(Source data)
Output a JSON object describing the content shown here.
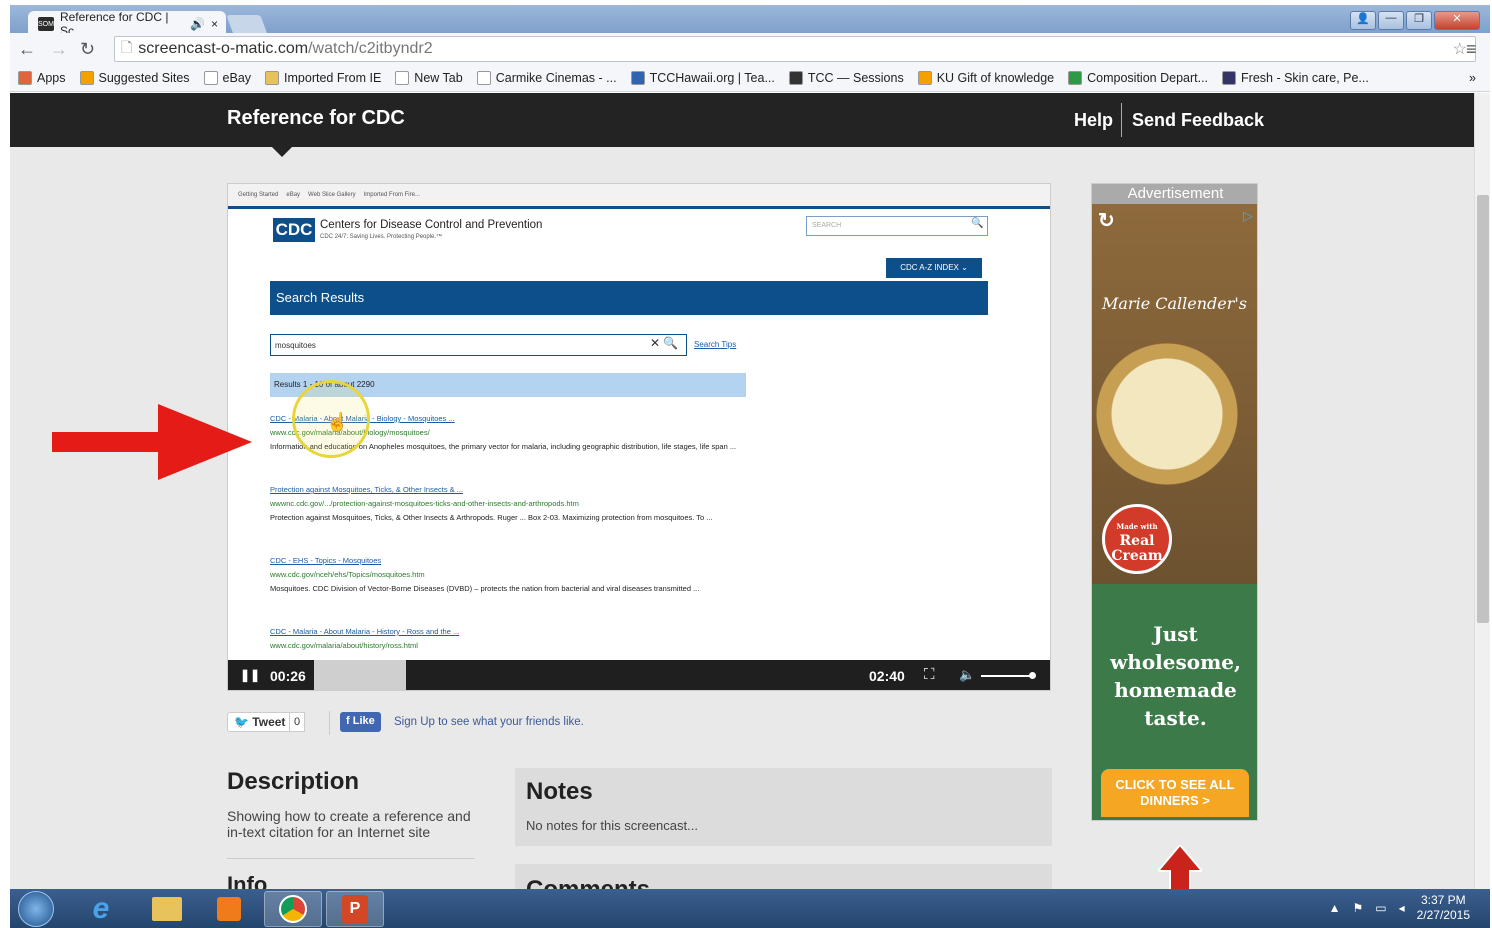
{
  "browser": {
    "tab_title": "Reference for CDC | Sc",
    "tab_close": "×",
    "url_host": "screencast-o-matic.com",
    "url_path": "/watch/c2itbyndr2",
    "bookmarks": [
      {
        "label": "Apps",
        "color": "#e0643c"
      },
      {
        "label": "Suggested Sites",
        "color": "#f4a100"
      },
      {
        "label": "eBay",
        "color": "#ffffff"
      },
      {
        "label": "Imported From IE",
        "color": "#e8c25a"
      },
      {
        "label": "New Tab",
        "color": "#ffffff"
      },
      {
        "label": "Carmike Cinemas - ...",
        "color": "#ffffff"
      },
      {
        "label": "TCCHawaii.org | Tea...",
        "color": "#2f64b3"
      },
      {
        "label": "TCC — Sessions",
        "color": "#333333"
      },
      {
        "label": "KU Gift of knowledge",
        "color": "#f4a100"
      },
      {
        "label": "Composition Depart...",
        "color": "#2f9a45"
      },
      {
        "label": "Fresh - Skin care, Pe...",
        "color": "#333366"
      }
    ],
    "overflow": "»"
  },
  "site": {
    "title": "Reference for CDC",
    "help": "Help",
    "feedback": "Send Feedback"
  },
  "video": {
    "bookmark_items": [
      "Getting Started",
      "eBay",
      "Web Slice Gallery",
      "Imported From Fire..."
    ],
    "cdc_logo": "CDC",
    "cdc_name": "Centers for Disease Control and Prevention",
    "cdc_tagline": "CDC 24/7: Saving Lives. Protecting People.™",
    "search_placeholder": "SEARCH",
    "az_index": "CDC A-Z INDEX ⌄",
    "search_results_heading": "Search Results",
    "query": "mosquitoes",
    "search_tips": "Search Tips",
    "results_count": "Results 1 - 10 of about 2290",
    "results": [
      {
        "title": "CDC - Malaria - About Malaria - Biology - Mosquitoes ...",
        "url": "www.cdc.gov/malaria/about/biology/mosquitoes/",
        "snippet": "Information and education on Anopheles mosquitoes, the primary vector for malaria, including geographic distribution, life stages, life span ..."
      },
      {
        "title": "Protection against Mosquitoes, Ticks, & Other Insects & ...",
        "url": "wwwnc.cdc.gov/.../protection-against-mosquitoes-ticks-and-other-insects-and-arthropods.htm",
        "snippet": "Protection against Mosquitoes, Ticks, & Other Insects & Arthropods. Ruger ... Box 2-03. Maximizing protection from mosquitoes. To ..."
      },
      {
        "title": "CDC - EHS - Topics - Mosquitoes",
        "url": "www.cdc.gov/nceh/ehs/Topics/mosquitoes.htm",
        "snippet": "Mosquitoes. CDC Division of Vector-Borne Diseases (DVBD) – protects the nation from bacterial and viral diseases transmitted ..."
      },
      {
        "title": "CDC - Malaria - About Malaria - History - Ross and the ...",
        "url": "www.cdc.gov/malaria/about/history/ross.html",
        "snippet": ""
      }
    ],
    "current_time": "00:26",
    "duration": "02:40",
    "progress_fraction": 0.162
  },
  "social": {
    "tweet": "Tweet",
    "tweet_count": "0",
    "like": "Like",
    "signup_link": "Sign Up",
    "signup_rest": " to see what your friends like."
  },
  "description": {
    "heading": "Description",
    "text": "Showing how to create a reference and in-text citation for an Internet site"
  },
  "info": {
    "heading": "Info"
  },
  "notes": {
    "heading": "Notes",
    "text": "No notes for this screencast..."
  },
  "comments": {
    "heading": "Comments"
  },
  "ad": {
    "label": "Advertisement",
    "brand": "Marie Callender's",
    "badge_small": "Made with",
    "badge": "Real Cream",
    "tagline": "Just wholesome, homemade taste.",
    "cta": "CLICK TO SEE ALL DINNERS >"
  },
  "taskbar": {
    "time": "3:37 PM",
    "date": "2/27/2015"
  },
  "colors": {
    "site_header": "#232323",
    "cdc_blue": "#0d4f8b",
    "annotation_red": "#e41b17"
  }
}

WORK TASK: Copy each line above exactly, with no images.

EXERCISE SOLUTION:
Output a JSON object describing the content shown here.
{
  "browser": {
    "tab_title": "Reference for CDC | Sc",
    "tab_close": "×",
    "url_host": "screencast-o-matic.com",
    "url_path": "/watch/c2itbyndr2",
    "bookmarks": [
      {
        "label": "Apps",
        "color": "#e0643c"
      },
      {
        "label": "Suggested Sites",
        "color": "#f4a100"
      },
      {
        "label": "eBay",
        "color": "#ffffff"
      },
      {
        "label": "Imported From IE",
        "color": "#e8c25a"
      },
      {
        "label": "New Tab",
        "color": "#ffffff"
      },
      {
        "label": "Carmike Cinemas - ...",
        "color": "#ffffff"
      },
      {
        "label": "TCCHawaii.org | Tea...",
        "color": "#2f64b3"
      },
      {
        "label": "TCC — Sessions",
        "color": "#333333"
      },
      {
        "label": "KU Gift of knowledge",
        "color": "#f4a100"
      },
      {
        "label": "Composition Depart...",
        "color": "#2f9a45"
      },
      {
        "label": "Fresh - Skin care, Pe...",
        "color": "#333366"
      }
    ],
    "overflow": "»"
  },
  "site": {
    "title": "Reference for CDC",
    "help": "Help",
    "feedback": "Send Feedback"
  },
  "video": {
    "bookmark_items": [
      "Getting Started",
      "eBay",
      "Web Slice Gallery",
      "Imported From Fire..."
    ],
    "cdc_logo": "CDC",
    "cdc_name": "Centers for Disease Control and Prevention",
    "cdc_tagline": "CDC 24/7: Saving Lives. Protecting People.™",
    "search_placeholder": "SEARCH",
    "az_index": "CDC A-Z INDEX ⌄",
    "search_results_heading": "Search Results",
    "query": "mosquitoes",
    "search_tips": "Search Tips",
    "results_count": "Results 1 - 10 of about 2290",
    "results": [
      {
        "title": "CDC - Malaria - About Malaria - Biology - Mosquitoes ...",
        "url": "www.cdc.gov/malaria/about/biology/mosquitoes/",
        "snippet": "Information and education on Anopheles mosquitoes, the primary vector for malaria, including geographic distribution, life stages, life span ..."
      },
      {
        "title": "Protection against Mosquitoes, Ticks, & Other Insects & ...",
        "url": "wwwnc.cdc.gov/.../protection-against-mosquitoes-ticks-and-other-insects-and-arthropods.htm",
        "snippet": "Protection against Mosquitoes, Ticks, & Other Insects & Arthropods. Ruger ... Box 2-03. Maximizing protection from mosquitoes. To ..."
      },
      {
        "title": "CDC - EHS - Topics - Mosquitoes",
        "url": "www.cdc.gov/nceh/ehs/Topics/mosquitoes.htm",
        "snippet": "Mosquitoes. CDC Division of Vector-Borne Diseases (DVBD) – protects the nation from bacterial and viral diseases transmitted ..."
      },
      {
        "title": "CDC - Malaria - About Malaria - History - Ross and the ...",
        "url": "www.cdc.gov/malaria/about/history/ross.html",
        "snippet": ""
      }
    ],
    "current_time": "00:26",
    "duration": "02:40",
    "progress_fraction": 0.162
  },
  "social": {
    "tweet": "Tweet",
    "tweet_count": "0",
    "like": "Like",
    "signup_link": "Sign Up",
    "signup_rest": " to see what your friends like."
  },
  "description": {
    "heading": "Description",
    "text": "Showing how to create a reference and in-text citation for an Internet site"
  },
  "info": {
    "heading": "Info"
  },
  "notes": {
    "heading": "Notes",
    "text": "No notes for this screencast..."
  },
  "comments": {
    "heading": "Comments"
  },
  "ad": {
    "label": "Advertisement",
    "brand": "Marie Callender's",
    "badge_small": "Made with",
    "badge": "Real Cream",
    "tagline": "Just wholesome, homemade taste.",
    "cta": "CLICK TO SEE ALL DINNERS >"
  },
  "taskbar": {
    "time": "3:37 PM",
    "date": "2/27/2015"
  },
  "colors": {
    "site_header": "#232323",
    "cdc_blue": "#0d4f8b",
    "annotation_red": "#e41b17"
  }
}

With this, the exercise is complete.